  11. If there is so much wrong, just pick one thing and explain it. Being exasperated that there is too much to cover does not bolster your assertion that it’s all rubbish! I’d like to know what is wrong with it all. Expose us to different thought and educated opinion.

  12. There is so much wrong with this post i would have no idea where to begin. Except to say all of the base assumptions are wrong except the corr one of oil demand peaking. But generally that happening will be a will be a symptom and a bad one at that.

  13. No it does not. You have been paying attention the last couple of years to advances being made by specific companies. Which is big oil moving into chale finally is so important.

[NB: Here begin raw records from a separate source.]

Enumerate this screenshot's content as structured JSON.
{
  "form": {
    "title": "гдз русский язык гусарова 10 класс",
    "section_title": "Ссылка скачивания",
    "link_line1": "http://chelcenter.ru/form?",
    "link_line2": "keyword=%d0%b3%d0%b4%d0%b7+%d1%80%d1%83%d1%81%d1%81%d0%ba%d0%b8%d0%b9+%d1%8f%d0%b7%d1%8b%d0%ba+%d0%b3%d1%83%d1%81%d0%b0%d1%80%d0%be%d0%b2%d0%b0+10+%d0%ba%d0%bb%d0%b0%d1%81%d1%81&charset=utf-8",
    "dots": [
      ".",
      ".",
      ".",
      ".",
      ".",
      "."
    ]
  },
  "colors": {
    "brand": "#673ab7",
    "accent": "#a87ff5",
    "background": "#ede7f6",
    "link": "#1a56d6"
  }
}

They are good at controlling marginal costs.

  14. Have no fear. Methane clathrates (the fracking of the high seas) will come. We can run our ships on LNG and buy it from a wide variety of suppliers.

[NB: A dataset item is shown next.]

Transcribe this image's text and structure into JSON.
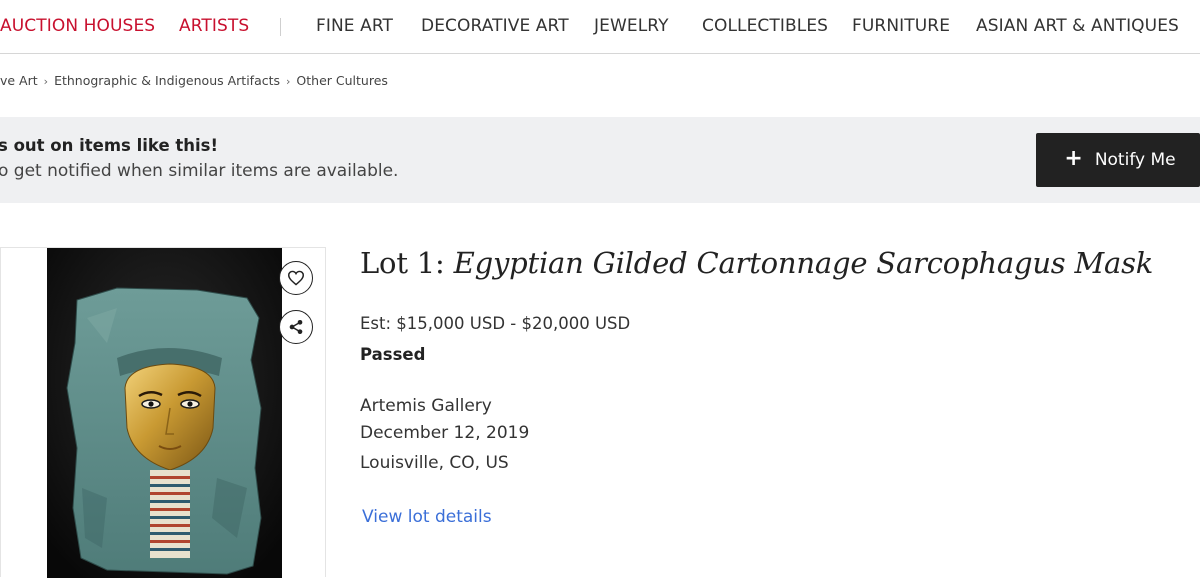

  15. But even if the transport is electrified, where will the electricity come from? Nuclear is only about 10% world wide, and even ultra environmental Europe has a substantial fossil fuel part of the energy mix. Gas is needed to back up the (economically unprofitable) wind power…

    In addition, jet fuel and crude oil are still needed for airplanes and ships. So just how independent of the middle east would the world be?

  16. When low interest rates end the world will have much bigger issues to worry about: a pandemic of debt crisis as every nation struggles to pay interest on their debt.

  17. Once the effectively zero interest rates(lower than the rate of monetary inflation) end, crude oil prices will need to be much higher to make shale wells profitable.

  18. What if autonomous electric cars are a immediate disruptive shift instead of being a slower long-term adaptation? Love this video – – and think he’s got a point that a 10x cost improvement for self-driving electric cars would lead to a remarkably fast adoption rate and speed up this entire transition, bringing the end of peak oil in 3-5 years instead of 10.

Comments are closed.